The five category budget gives you a little bit of extra structure to work with so you can see where your money is going every month.
One of the most important budget categories involves looking at what you spend on the place where you live. In an ideal world, your housing shouldn’t account for more than about 40% of your take-home income. However, there are cases when you might need to go beyond this, particularly if you’re living in an area where real estate isn’t cheap.
If you’re struggling with trimming your housing costs when it comes to things like mortgage and rent bills, look into other expenses to do with the house that you can trim, such as utility bills from expensive vendors, and costs for things like cable and insurance. Remember, if you do have a mortgage, you can always look into refinancing every so often to see if you can bring the pricing down a little.
The next expense to think about is transportation. However, this shouldn’t take up mor than around 15% of your income ideally. If you can, keep transportation costs down to 10%, which means that you shouldn’t be spending a fortune on not just your car maintenance, but your gas bills, and even the loan that you used to get your car in the first place.
Remember, transportation costs go beyond your basic car payments.
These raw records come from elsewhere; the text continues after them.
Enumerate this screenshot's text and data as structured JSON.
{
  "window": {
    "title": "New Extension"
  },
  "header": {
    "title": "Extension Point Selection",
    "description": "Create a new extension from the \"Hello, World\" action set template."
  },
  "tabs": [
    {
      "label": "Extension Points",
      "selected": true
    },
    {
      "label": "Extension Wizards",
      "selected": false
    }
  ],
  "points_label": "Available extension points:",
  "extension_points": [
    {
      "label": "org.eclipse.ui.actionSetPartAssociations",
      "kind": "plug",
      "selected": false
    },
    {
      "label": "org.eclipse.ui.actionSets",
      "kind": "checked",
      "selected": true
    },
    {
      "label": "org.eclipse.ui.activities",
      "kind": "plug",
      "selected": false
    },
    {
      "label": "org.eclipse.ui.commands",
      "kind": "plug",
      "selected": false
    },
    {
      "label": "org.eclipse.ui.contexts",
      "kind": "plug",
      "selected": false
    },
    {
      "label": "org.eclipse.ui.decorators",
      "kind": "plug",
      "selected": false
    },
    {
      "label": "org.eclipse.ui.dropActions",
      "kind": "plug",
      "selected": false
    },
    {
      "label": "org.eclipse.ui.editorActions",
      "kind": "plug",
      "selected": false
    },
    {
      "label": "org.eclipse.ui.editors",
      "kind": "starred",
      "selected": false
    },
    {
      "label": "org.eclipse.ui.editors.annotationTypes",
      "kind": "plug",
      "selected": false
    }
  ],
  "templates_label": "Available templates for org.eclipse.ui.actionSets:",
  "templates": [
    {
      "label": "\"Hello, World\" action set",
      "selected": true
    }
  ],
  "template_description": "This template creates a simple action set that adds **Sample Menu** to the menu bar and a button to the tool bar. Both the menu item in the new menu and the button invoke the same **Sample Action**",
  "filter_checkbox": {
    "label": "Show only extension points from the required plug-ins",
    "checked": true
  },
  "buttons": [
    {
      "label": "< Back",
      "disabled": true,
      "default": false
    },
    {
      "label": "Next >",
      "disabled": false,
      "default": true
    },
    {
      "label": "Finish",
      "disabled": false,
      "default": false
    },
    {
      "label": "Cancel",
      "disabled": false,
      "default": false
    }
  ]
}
The costs of transportation include everything, from gasoline and oil changes, to car washes, tune-ups car repairs and similar expenses that you might forget about from time to time. Your transportation costs might even include the amount you spend for parking when you go to work each day.
Other living expenses
Living expenses beyond your car and your home are usually discretionary expenses, and they shouldn’t take up more than 20% of your income if possible. Living expenses like recreational activities, entertainment, and even paying for streaming services that you use at home shouldn’t be taking up a huge portion of your money every month. If you think that these miscellaneous expenses are costing you too much, then you might need to find ways to cut down.
Beyond what we’ve covered so far, other living expenses might include things like paying for your cell contract or dealing with things like paying for clothes and other items that you need around the home from time to time. The standard “food” bill should be part of your home bills, not something that you put into your extra expenses.
The saying that you should always pay yourself first is a good motto, although it’s often difficult for people to stick to. With each paycheck, it’s important that you put at least 10% of your income away to savings. You could even think about setting up a separate account that you can’t access as frequently, so you’re less tempted to spend this money.
Consider putting your cash in a savings account that you don’t have a card for or look for something that allows you to earn interest whenever you make sure that you don’t remove money from your reserves for a while. This will eventually give you some extra money in your pocket, and it will ensure that you can approach your goals faster.
Finally, remember that paying off your debts shouldn’t consume more than 15% of your income. This includes any student loans you have, and short term loans such as those offered by Omacl. You don’t have to worry about things like mortgage and auto payments in this sector because you’ve dealt with those in the other segments we’ve mentioned above.
Ideally, once you get rid of debt completely, you should be able to put the money you have in this part of your account towards savings instead.